Schwann cells play a critical role in peripheral nerve function. Regulated proliferation of Schwann cells is an important facet of the response to nerve injury; however, aberrant proliferation can give rise to Schwann cell tumors such as malignant peripheral nerve sheath tumors (MPNST). These tumors exhibit a range of genetic lesions that include loss of the retinoblastoma tumor suppressor (RB) pathway. RB plays a critical role in the regulation of cellular proliferation and its loss is a common event in human cancers. Here, the specific action of RB loss on Schwann cell proliferation and response to therapeutic intervention was explored. In primary mouse Schwann cells, conditional RB loss led to increased levels of critical cell cycle regulatory gene products, yet provided only a modest influence on proliferation. However, RB-deficient Schwann cells efficiently bypassed the cell cycle inhibitory response to the chemotherapeutic agent cisplatin, which is used in the treatment of MPNST and other glial tumors. Surprisingly, RB loss did not facilitate Schwann cell immortalization; and RB-deficient cells actually were less prone to immortalization than cells containing RB. Furthermore, RB-deficient cells that ultimately re-entered the cell cycle had lost both Schwann cell morphology and markers. Since, RB loss is likely a late event in Schwann cell tumor progression, the action of acute RB loss in immortalized Schwann cells was investigated. In this context, loss of RB had a profound effect on expression of target genes and the response to cisplatin. Thus, the loss of RB in both primary and immortal Schwann cells disrupted the response to anti-mitogenic signals and has implications for therapeutic intervention.

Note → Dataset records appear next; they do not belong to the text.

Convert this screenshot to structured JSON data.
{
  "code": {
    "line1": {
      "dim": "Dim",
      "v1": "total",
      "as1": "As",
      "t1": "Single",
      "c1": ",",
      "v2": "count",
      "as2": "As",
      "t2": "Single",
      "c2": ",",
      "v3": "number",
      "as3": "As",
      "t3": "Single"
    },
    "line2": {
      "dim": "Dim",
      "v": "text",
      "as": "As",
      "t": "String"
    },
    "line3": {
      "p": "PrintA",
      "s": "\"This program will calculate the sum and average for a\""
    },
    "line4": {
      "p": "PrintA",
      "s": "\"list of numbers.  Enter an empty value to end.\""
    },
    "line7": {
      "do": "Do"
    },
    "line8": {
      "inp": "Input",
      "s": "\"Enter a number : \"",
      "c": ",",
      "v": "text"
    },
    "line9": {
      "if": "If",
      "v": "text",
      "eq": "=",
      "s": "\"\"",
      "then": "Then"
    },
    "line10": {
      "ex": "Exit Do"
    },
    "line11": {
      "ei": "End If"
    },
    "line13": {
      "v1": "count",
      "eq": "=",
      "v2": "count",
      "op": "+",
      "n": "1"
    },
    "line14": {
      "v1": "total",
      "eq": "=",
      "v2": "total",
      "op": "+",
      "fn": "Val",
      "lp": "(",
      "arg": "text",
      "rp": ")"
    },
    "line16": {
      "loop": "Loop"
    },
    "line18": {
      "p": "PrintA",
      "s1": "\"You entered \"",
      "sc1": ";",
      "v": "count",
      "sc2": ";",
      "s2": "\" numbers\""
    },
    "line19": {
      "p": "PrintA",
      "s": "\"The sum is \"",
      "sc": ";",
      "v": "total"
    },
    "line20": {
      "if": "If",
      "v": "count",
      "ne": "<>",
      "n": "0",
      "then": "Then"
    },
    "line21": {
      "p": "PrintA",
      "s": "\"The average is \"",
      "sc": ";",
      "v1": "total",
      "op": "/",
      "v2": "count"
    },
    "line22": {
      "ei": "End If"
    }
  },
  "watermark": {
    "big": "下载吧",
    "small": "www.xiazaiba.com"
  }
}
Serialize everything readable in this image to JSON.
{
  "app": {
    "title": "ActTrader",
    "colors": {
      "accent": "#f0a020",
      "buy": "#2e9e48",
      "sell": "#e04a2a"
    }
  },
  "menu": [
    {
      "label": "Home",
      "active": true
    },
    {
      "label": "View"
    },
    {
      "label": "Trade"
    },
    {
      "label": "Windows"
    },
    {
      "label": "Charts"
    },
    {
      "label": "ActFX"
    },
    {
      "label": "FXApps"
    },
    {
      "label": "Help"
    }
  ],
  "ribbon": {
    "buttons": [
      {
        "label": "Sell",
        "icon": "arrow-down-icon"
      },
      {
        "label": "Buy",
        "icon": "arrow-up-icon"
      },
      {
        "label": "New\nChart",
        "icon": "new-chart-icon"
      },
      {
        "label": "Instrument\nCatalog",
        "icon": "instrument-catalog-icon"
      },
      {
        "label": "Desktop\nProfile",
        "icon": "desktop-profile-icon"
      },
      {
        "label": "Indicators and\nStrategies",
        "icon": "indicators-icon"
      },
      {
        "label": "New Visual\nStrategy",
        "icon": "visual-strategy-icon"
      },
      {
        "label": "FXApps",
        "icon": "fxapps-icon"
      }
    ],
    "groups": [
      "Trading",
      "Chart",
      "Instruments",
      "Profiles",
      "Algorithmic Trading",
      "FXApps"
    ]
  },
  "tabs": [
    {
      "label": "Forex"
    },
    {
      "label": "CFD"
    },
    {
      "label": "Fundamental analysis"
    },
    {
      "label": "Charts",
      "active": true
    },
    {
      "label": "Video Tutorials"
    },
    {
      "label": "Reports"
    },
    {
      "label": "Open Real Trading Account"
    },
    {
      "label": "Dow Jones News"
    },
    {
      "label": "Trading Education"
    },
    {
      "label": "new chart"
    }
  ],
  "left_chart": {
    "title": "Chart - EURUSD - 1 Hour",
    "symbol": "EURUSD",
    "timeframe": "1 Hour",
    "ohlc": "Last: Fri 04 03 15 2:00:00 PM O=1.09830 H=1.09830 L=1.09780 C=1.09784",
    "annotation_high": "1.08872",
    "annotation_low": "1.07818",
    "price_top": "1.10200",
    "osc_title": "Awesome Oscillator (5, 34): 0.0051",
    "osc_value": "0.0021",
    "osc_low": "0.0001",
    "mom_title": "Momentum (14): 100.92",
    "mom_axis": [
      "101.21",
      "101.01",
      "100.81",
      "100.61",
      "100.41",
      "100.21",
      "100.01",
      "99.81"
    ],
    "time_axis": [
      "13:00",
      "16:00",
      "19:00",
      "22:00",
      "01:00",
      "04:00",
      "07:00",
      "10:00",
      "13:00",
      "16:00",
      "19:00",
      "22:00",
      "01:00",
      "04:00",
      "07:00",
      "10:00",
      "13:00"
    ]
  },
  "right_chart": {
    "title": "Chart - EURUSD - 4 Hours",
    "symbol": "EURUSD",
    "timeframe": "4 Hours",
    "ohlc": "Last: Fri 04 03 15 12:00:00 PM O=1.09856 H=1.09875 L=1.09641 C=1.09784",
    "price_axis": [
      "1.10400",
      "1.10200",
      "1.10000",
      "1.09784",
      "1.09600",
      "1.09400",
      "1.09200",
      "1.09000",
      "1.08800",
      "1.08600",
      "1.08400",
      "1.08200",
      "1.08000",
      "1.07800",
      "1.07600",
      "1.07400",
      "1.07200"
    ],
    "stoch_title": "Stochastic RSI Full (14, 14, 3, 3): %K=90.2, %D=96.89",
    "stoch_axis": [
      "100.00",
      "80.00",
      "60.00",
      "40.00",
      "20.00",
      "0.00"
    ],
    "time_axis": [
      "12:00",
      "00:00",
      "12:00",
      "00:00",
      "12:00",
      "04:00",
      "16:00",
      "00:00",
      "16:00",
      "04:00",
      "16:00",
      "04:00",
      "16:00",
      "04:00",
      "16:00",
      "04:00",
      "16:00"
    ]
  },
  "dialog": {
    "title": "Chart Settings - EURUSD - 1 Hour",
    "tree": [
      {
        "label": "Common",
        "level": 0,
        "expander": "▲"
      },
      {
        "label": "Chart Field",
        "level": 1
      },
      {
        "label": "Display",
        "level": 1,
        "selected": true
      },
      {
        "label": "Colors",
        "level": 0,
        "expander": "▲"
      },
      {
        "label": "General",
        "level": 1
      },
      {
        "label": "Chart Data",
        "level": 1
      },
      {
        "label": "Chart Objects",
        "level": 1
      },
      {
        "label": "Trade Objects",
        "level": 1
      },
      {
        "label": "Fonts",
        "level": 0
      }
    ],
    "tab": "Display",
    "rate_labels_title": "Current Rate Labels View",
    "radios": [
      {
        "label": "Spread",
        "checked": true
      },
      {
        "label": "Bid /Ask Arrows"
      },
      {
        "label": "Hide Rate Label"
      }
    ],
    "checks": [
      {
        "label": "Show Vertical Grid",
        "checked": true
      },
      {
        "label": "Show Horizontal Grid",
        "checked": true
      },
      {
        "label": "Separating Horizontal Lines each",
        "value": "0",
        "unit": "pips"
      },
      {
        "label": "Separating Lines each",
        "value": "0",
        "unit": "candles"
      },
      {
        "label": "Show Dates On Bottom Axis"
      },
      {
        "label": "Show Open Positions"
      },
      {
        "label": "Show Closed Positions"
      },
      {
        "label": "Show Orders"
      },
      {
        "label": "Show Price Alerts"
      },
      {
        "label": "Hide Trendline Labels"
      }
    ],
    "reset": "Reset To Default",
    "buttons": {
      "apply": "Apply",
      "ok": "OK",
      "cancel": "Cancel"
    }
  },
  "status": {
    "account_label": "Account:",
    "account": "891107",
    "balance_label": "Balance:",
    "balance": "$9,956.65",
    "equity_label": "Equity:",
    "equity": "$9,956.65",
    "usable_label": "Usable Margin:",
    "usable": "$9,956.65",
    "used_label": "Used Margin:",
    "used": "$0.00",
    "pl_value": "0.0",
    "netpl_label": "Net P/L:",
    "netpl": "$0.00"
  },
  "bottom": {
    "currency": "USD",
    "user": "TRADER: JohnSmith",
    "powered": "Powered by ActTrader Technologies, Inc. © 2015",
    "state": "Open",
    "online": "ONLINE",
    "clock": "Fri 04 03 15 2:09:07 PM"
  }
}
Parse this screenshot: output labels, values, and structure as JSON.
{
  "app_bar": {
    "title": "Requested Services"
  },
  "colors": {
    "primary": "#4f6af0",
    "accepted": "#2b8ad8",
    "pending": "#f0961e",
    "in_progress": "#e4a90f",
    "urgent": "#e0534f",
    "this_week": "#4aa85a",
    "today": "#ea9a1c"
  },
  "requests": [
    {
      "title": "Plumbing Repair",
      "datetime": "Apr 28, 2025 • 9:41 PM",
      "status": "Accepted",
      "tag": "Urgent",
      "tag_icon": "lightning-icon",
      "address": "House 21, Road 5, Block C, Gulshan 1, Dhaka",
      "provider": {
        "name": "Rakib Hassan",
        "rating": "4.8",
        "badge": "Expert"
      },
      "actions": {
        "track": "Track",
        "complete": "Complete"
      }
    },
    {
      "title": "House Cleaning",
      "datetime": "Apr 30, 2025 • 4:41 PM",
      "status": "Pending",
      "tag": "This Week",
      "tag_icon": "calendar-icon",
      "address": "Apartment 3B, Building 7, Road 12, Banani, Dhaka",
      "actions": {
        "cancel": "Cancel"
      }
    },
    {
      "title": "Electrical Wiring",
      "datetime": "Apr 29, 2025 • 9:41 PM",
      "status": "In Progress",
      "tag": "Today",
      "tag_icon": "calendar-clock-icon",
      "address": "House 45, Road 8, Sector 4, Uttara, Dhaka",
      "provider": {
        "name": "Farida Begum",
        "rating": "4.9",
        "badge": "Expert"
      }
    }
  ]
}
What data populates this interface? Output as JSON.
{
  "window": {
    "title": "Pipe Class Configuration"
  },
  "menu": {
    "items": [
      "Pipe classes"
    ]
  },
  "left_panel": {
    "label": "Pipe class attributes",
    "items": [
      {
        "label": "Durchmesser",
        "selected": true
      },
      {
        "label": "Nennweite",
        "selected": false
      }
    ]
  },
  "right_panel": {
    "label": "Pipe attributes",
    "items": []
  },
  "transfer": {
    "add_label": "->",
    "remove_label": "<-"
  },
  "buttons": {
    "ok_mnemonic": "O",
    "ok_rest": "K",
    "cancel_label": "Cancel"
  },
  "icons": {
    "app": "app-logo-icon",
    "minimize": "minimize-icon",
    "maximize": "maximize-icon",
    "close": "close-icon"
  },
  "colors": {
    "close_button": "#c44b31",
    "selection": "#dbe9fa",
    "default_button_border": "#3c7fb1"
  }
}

|Original language||English (US)|
|Number of pages||13|
|State||Published - Jan 8 2007|
- Cell cycle
- Tumor suppressor
ASJC Scopus subject areas
- Cancer Research